Persian Gulf states step up waste tire recycling efforts
28 Oct 2022
Companies of the region detail operations to address build-up of ELTs
Brussels – Persian Gulf states are stepping up efforts to address increasing problems around the management of end-of-life tires (ELTs) across the region, a Bureau of International Recycling (BIR) meeting has heard.
Figures presented at the 18 Oct meeting of the BIR tire & rubber committee in Dubai showed that the Persian Gulf has 880,000 tonnes of ELT arisings per year, led by Saudi Arabia accounting for 65% and followed by the UAE at 19%.
In Saudi Arabia, Global Environmental Management Services (GEMS) is working to improve ELT collection with ‘centralised collection hubs and sorting stations', reported its managing director Abdullah Ahmed Alqurashi.

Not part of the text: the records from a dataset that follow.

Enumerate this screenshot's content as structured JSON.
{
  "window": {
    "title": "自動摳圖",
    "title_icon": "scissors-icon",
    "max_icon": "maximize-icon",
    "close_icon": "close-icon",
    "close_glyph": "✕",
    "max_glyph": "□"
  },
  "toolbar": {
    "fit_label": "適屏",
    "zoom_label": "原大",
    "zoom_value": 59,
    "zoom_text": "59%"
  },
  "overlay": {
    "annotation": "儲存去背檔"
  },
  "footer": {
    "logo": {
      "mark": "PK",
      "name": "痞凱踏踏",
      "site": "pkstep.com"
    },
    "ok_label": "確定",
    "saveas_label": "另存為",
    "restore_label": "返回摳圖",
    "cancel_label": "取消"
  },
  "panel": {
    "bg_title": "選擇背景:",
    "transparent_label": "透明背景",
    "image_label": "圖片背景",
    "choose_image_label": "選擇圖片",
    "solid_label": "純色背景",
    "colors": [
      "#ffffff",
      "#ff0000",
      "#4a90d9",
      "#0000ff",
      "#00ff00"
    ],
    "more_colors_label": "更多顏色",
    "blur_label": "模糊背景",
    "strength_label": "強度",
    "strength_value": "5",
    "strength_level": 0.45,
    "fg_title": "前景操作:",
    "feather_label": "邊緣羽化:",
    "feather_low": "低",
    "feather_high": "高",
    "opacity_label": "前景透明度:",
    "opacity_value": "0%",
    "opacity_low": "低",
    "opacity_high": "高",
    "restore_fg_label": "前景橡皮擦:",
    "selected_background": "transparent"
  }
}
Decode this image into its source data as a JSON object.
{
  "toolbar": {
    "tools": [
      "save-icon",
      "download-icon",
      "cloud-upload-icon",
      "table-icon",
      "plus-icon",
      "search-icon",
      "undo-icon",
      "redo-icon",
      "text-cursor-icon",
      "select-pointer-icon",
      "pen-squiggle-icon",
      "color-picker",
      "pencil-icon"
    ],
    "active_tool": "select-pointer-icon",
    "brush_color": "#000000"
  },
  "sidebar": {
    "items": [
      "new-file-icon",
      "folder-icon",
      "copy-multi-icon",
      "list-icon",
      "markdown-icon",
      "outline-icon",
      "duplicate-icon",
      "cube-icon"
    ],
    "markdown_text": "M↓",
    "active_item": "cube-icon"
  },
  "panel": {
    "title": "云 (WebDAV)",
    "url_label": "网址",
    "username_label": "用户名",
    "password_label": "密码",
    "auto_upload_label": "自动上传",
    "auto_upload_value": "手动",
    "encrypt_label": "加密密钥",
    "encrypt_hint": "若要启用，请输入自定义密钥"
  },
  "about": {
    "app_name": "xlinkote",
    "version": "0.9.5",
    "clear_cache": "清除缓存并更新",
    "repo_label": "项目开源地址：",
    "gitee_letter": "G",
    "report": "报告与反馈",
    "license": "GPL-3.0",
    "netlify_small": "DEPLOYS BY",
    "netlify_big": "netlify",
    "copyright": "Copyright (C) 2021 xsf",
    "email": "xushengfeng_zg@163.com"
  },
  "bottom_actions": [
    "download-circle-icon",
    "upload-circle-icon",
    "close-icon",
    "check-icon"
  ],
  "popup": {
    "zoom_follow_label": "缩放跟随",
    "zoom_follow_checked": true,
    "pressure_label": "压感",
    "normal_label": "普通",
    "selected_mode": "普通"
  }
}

Addressing , Alqurashi said Saudi Arabia generates 572,000 tonnes of scrap tires per year.
Of that amount, 58% come from personal vehicles, 15% from light commercial vehicles and 27% from heavy duty vehicles.
Set to reach 2 million tonnes by 2050, most of ELTs go to landfill or are being dumped, said the MD, who emphasised GEMS’ efforts to address the situation.
“To have a fully fledged solution, we are improving mechanical shredding and investing in pyrolysis plants across the kingdom,” he explained.
The UAE faces similar challenges, according to Zaid Bdour, plant manager at the Gulf Rubber Co. (GRC).
Showing “before and after” photos of a landfill site in the past decade, he highlighted the comprehensive removal of millions of tires in the country.
GRC, according to Bdour, currently has five facilities for crumbing, granulation and other processes. A pyrolysis project has also been proposed but has yet to be established.
“Recycling made business sense because the value of tires in a landfill site was around $70 (€70) per tonne, granules were worth $325 per tonne and moulded products around $870,” he said.
According to Bdour, one of the major challenges for ELT management in the UAE is the volatility of used-tire prices.
This, he explained, is due to lucrative exports to Pakistan and India and “fierce” competition with imported tire products subsidised by the country-of-origin.
Also presenting at the BIR session was Khaled Jamal Chaaroui, general manager of EPSCO Global General Trading in Kuwait, which started operation at a landfill site in 2016.
Over the span of five years, the company has cleared 7 million units of waste tires and is now storing 50 million ELTs at its Salmi yard in Kuwait.